_BRIEF:_
Say how many lines in the data below contain the word "email", and give no other text.

_SOURCE MATERIAL:_
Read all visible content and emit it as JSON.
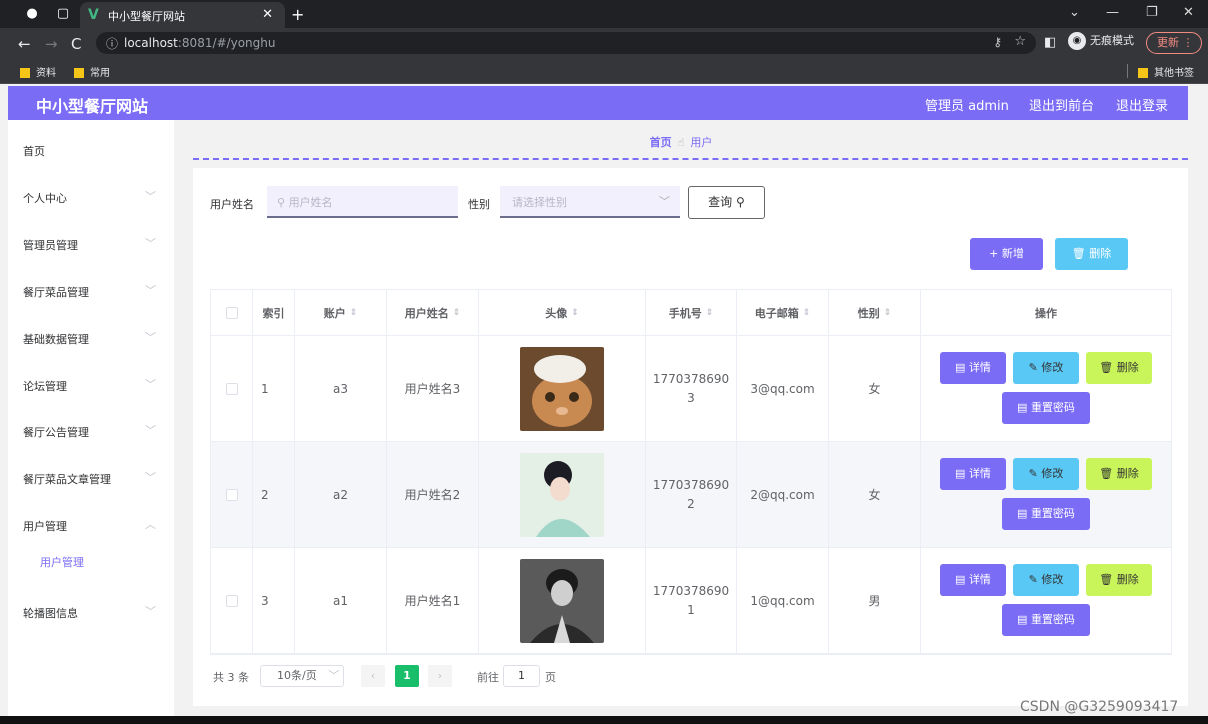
{
  "browser": {
    "tab_title": "中小型餐厅网站",
    "url_host": "localhost",
    "url_rest": ":8081/#/yonghu",
    "incognito_label": "无痕模式",
    "update_label": "更新",
    "bookmarks": [
      "资料",
      "常用",
      "其他书签"
    ]
  },
  "app": {
    "brand": "中小型餐厅网站",
    "top_nav": [
      "管理员 admin",
      "退出到前台",
      "退出登录"
    ],
    "accent": "#7b6cf6"
  },
  "sidebar": {
    "items": [
      "首页",
      "个人中心",
      "管理员管理",
      "餐厅菜品管理",
      "基础数据管理",
      "论坛管理",
      "餐厅公告管理",
      "餐厅菜品文章管理",
      "用户管理",
      "轮播图信息"
    ],
    "sub_item": "用户管理"
  },
  "breadcrumb": {
    "home": "首页",
    "current": "用户"
  },
  "filters": {
    "name_label": "用户姓名",
    "name_placeholder": "用户姓名",
    "gender_label": "性别",
    "gender_placeholder": "请选择性别",
    "query_label": "查询"
  },
  "toolbar": {
    "add_label": "新增",
    "delete_label": "删除"
  },
  "table": {
    "headers": [
      "索引",
      "账户",
      "用户姓名",
      "头像",
      "手机号",
      "电子邮箱",
      "性别",
      "操作"
    ],
    "rows": [
      {
        "index": "1",
        "account": "a3",
        "name": "用户姓名3",
        "phone_a": "1770378690",
        "phone_b": "3",
        "email": "3@qq.com",
        "gender": "女"
      },
      {
        "index": "2",
        "account": "a2",
        "name": "用户姓名2",
        "phone_a": "1770378690",
        "phone_b": "2",
        "email": "2@qq.com",
        "gender": "女"
      },
      {
        "index": "3",
        "account": "a1",
        "name": "用户姓名1",
        "phone_a": "1770378690",
        "phone_b": "1",
        "email": "1@qq.com",
        "gender": "男"
      }
    ],
    "actions": {
      "detail": "详情",
      "edit": "修改",
      "delete": "删除",
      "reset": "重置密码"
    }
  },
  "pagination": {
    "total": "共 3 条",
    "page_size": "10条/页",
    "current_page": "1",
    "goto_label": "前往",
    "goto_value": "1",
    "page_unit": "页"
  },
  "watermark": "CSDN @G3259093417"
}
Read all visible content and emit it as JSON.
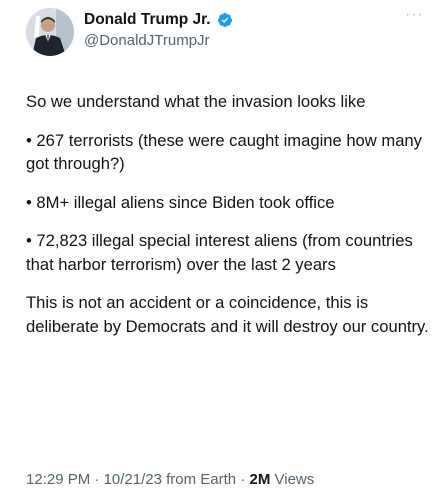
{
  "author": {
    "display_name": "Donald Trump Jr.",
    "handle": "@DonaldJTrumpJr"
  },
  "icons": {
    "verified": "verified-badge-icon",
    "more": "more-options-icon"
  },
  "colors": {
    "verified_blue": "#1d9bf0",
    "text": "#0f1419",
    "secondary": "#536471"
  },
  "tweet": {
    "intro": "So we understand what the invasion looks like",
    "bullets": [
      "• 267 terrorists (these were caught imagine how many got through?)",
      "• 8M+ illegal aliens since Biden took office",
      "• 72,823 illegal special interest aliens (from countries that harbor terrorism) over the last 2 years"
    ],
    "closing": "This is not an accident or a coincidence, this is deliberate by Democrats and it will destroy our country."
  },
  "meta": {
    "time": "12:29 PM",
    "separator": "·",
    "date": "10/21/23",
    "source": "from Earth",
    "views_count": "2M",
    "views_label": "Views"
  }
}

_ANSWER:_
3